Why I Have Trouble Talking About Postmodernism, aka It's Gotten Too Big To Make SenseAhhhh, postmodernism. It seems like every time I start talking about it again, it's morphed (at least in my mind) into something different. Maybe it would be healthy for someone to historically delineate the differences between relativism and PM. I can't do that. So let's do something else.
While I would agree that those in the blue collar or agricultural fields might be more open to PM "experiences, means of communication, and different perspectives", than those of, say 50 years ago, I would contend that there is still a large percentage of people who still see the world in very black & white terms, in absolutes rather than degrees.
I would point to Bush's approval ratings concerning the war in Iraq to get a general picture regarding the issue. Bush has repeatedly stated that he sees war in Iraq as a very black and white issue. The US is right, and Hussein is/was wrong. There is no in between for him. Regardless of whether or not this is true, recent polls still show Bush's approval rating on the war still somewhere between 47-54%. Granted this is only one litmus test you could use, but it does say that nearly half of Americans agree with Bush that we are absolutely right to be there.
Most of this support doesn't come from urban areas or the coasts, but from the midwest and the south. These are still conservative bastions, prone to modern thought (or pre-modern thought?) on right/wrong absolutes, usually disregarding anything that smacks of relativism. If there is an experiential current in some of the areas (PM’s "experiences, means of communication, and different perspectives”), there are a variety of reasons why these are not due to PM thought.

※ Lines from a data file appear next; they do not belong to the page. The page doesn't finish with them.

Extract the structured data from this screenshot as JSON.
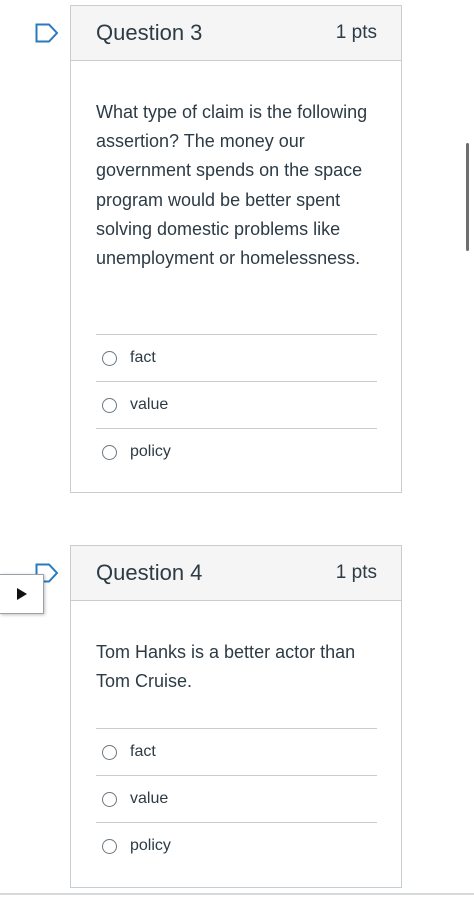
{
  "questions": [
    {
      "title": "Question 3",
      "points": "1 pts",
      "text": "What type of claim is the following assertion? The money our government spends on the space program would be better spent solving domestic problems like unemployment or homelessness.",
      "answers": [
        "fact",
        "value",
        "policy"
      ]
    },
    {
      "title": "Question 4",
      "points": "1 pts",
      "text": "Tom Hanks is a better actor than Tom Cruise.",
      "answers": [
        "fact",
        "value",
        "policy"
      ]
    }
  ],
  "colors": {
    "border": "#c7cdd1",
    "header_bg": "#f5f5f5",
    "flag": "#2b7abc",
    "text": "#2d3b45"
  },
  "icons": {
    "flag": "bookmark-flag-icon",
    "play": "play-triangle-icon",
    "radio": "radio-circle-icon"
  }
}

One is that rural areas have always been more likely to be community based, rather than individualistic. Another is that religious life has always been through experience rather than reason in most of these areas. Rural areas never got over the Great Awakening’s emphasis on spiritual conversion, and never converted to the modern conversion-emphasis on reasonable faith. This is why the Charismatic movement started in rural areas and not urban areas – it was simply an extension of 17th/18th century conversion-experience evangelism. Still another reason is that story has always been a more prominent in rural areas as a means of communication.
I guess what I mean to say is that the mind-set in rural America is not so much a post-modern one, because that would imply that they had first bought into a modern one. But the fact is that their mind-set is perhaps more pre-modern than anything. They hold to moral absolutes, but have some similarities with the PM mindset as far as communication styles and values go. However, it’s not fair to characterize them with PM because they never held to the modern mind-set in the first place. These folks will be the first to react against abuses of PM, and already have (much of the greatest reaction against 9/11 came from less urbanized areas; the more cautionary reaction took place in urban locals). This was precisely because rural communities were more prone to see the issue as black/white (“they were at fault”) rather than varying shades of gray (“we should share some of the blame”).
That’s more than I was planning to say, so I guess Jake’s last-last post will have to wait until tomorrow. I hope this made sense, living in super-duper rural America has just taught me that PM isn't an issue (yet?) in many places in America. It's just that, even though rural communities might not be getting into the PM debate, they do shape religious opinion by donating to certain parachurch organizations. The also shape public policy opinion because of their voting power (carrying the south gets presidents elected). Even though they aren't very vocal on the issue, they still have a lot of power in shaping American thought for those two reasons.